Click here to review a report on the decision filed by NBC.


Capitol Police Arrest Scores of Catholic Leaders During National Day of Action for Dreamers

At least forty Catholics were arrested on Tuesday, February 27, 2018, following a peaceful act of civil disobedience at the Russell Senate Office Building on Capitol Hill. The individuals arrested, the majority of whom are members of religious communities, were in the nation’s capitol to participate in the National Catholic Day of Action for Dreamers.

Capitol police made the arrests as the group was reciting the Rosary and singing gospel hymns. Fr. Tom Reese, one of the forty people arrested, stated in his column prior to the demonstration “I plan to get arrested Tuesday” while taking part in an act of civil disobedience at the Capitol.

During a press conference before the event, Sister JoAnn Persch, a member of the Sisters of Mercy of the Americas, said: “These young Dreamers are a gift to our country and I stand with them in this moment of truth. You can’t call yourself a person of faith and not act.” Sr. JoAnn and her colleague, Sr. Pat Murphy, are Chicago based and long-term activists for immigrant justice and reform.

Click here to review complete article in Think Catholic.

Click here for additional coverage in the National Catholic Reporter.


Catholic students join Florida school walkouts for gun reform

Following last week’s school campus shooting in Parkland, Florida resulting in the deaths of seventeen people, high school students in Florida are now demanding positive action by the government on the issue of gun law reform. On Wednesday, February 21, walkouts were held at a dozen Florida high schools. Thousands of students left their classes to raise awareness of the need for tougher gun laws in the United States.

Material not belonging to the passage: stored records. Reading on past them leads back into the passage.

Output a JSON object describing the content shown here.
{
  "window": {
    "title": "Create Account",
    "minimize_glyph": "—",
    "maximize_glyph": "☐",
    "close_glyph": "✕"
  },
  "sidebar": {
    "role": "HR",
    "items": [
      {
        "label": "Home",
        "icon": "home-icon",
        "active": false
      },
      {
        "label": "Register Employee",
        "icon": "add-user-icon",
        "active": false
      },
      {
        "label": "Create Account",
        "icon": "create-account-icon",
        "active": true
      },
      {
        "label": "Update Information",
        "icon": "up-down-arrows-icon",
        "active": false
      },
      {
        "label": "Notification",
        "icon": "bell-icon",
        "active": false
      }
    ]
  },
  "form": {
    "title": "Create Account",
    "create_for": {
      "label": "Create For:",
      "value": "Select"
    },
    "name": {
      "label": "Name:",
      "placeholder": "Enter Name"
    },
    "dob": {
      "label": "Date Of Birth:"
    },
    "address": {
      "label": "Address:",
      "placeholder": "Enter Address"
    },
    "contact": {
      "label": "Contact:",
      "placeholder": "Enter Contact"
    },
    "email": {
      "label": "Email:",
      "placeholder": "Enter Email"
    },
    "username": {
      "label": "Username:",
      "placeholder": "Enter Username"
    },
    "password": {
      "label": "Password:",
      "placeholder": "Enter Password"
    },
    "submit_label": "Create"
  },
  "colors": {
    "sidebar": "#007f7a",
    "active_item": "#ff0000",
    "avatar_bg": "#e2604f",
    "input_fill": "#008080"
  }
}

Students from St. Thomas Aquinas in Ft. Lauderdale, Florida held a “solidarity” walkout at noon on Wednesday that included a prayer service for the people who lost their lives at Marjory Stoneman Douglas High School. Alexa Hui, Student Body President, addressed her fellow students during the service stating: “I really, truly believe that this is our generation and that we can control what happens. And if we care about this, and we want to turn this into something, we can.” In a later interview with the National Catholic Reporter, Ms. Hui added: “As a Catholic school we have that extra responsibility almost to stand up for all life and protect all life.

Students from Majory Stoneman Douglas High School are currently organizing a national rally to push for Congressional action on gun control and mental health.  The “March for Our Lives” is scheduled in Washington, D.C. on March 24, 2018.

Click here to read the complete National Catholic Reporter article.


FEMA Shift Opens Door to Disaster Funds for Religious Groups

Earlier this year, the Federal Emergency Management Agency (FEMA) reversed its long-standing policy of excluding religious organizations and houses of worship from applying for federal aid following natural disasters.

This policy reversal followed a major First Amendment decision by the U. S. Supreme Court in favor of Trinity Lutheran Church in Missouri. Trinity filed the lawsuit against the State of Missouri because it was excluded from a state program that reimburses the cost of rubberizing the surface of playgrounds.

On June 26, 2017, the Supreme Court sided with Trinity ruling that “excluding churches from state programs for which other charitable groups are eligible is a violation of the Constitution’s protection of the free exercise of religion.“

In addition, houses of worship in Texas and Florida, seeking federal aid to repair damages caused by Hurricanes Harvey and Irma, also filed lawsuits against FEMA’s.  These two disasters prompted several members of Congress, as well as the United States Conference of Catholic Bishops, to push for legislative changes allowing disaster relief funds for houses of worship.  Congress passed the Federal Disaster Assistance Nonprofit Fairness Act on February 9 and it was later signed into law, paving the way for houses of worship to apply for federal disaster relief.

Review further details in Crux